Attitudes to voucher codesSorry @Boden but I have a confession.

I don’t ever buy from you unless I can get 10% off (and hands up, usually I’m holding out for 20%). I expect I fit within your normal customer profile, so I’m assuming this is part of your strategy?

With this in mind, Browser Media set out to look at how our use and attitudes to discount and voucher codes have changed and it appears they are no longer a social taboo: 41% of people agree that they are much more socially acceptable than previously.

Supermarket shopping is the area in which most voucher codes are applied, with eating out and clothes/fashion in second and third place.

We’re most likely to source voucher codes from any number of voucher code sites but discount sites (such as Groupon) and cashback sites (such as Quidco) also feature highly.

The research also found that statiscally, if you target women with a voucher code who are aged 25 to 44, who live in Milton Keynes, Plymouth or Birmingham and have an income of between £28K to £41K, they’re quite likely to be receptive.

Why voucher codes work:

  • They are easy to promote
  • They are very shareable (so make sure you can fulfil orders if the offer goes seismic on social media)
  • They help to increase basket value if associated with a specific order amount
  • They are extremely trackable, so companies can easily determine their value (or not) to the business

However, as alluded to above, there are some potential downsides that companies need to consider. They eat in to profit margins – and it’s a double whammy if you have to pay for the discount code promotion itself. They may prevent people from purchasing if they wait for a discount (that’s me) and they increase checkout abandonment (as customers hunt for a discount if they see an associated text box) and they could potentially damage your brand if you don’t want to be associated with ‘cheap’.

Getting the right balance in using voucher codes for attracting new customers, retaining existing customers and as a customer services tool is tricky for any company, as is deciding on the specific offer. The biggest challenge however is in converting a one-off bargain hunter into a longer term, valuable customer. Five pounds off may work better in one sector than free postage and returns in another, and 10% off on orders over £50 might increase total sales more than 20% off on orders over £100 but in many cases it may take a variety of approaches, offers and tactics to secure a customer’s loyalty.

Ultimately, sales and marketing departments will only be able to measure the success of online voucher codes with some serious split testing. No company should even dip their toe into the discount voucher waters without measurement tools in place.

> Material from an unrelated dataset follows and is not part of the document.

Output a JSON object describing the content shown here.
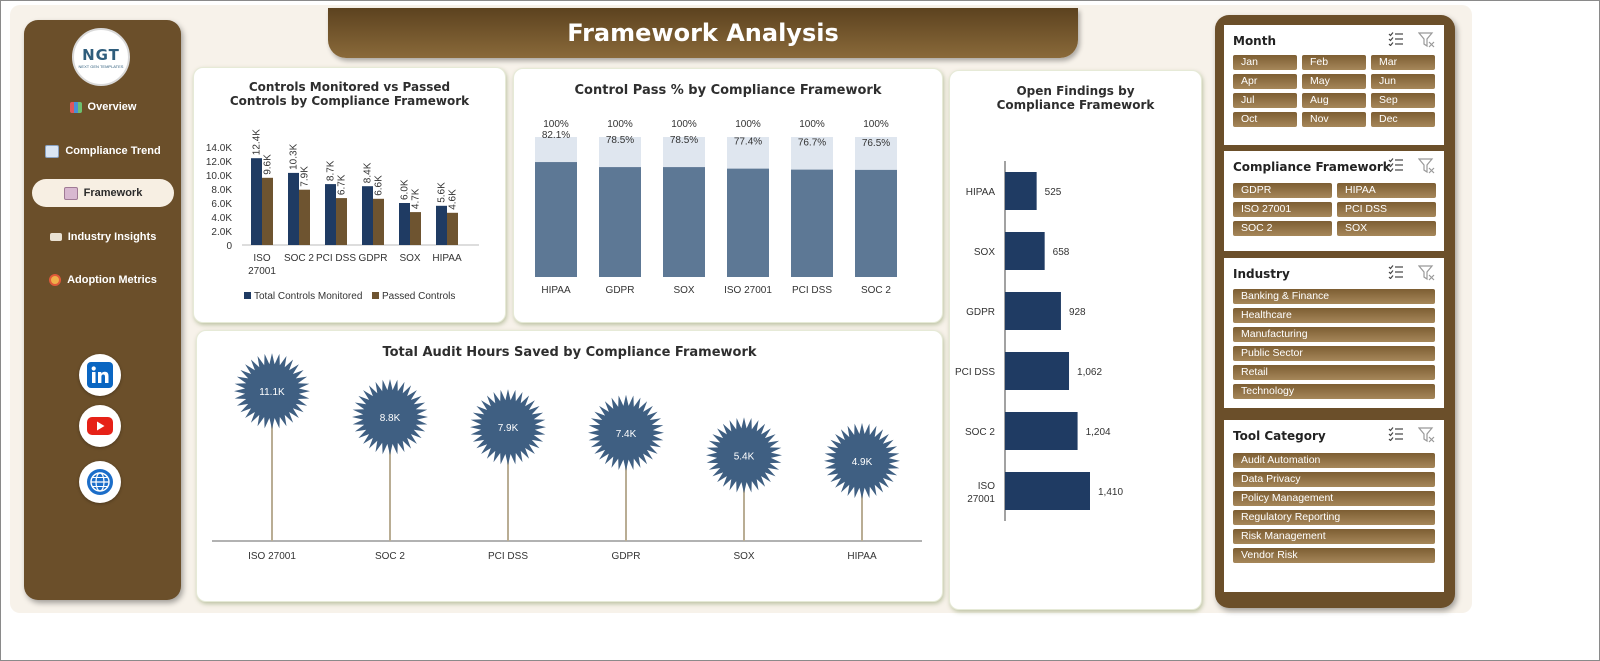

We hope you find the research results interesting reading. Please share your thoughts on whether you believe discount vouchers work, what types of offers work best and whether they are here to stay.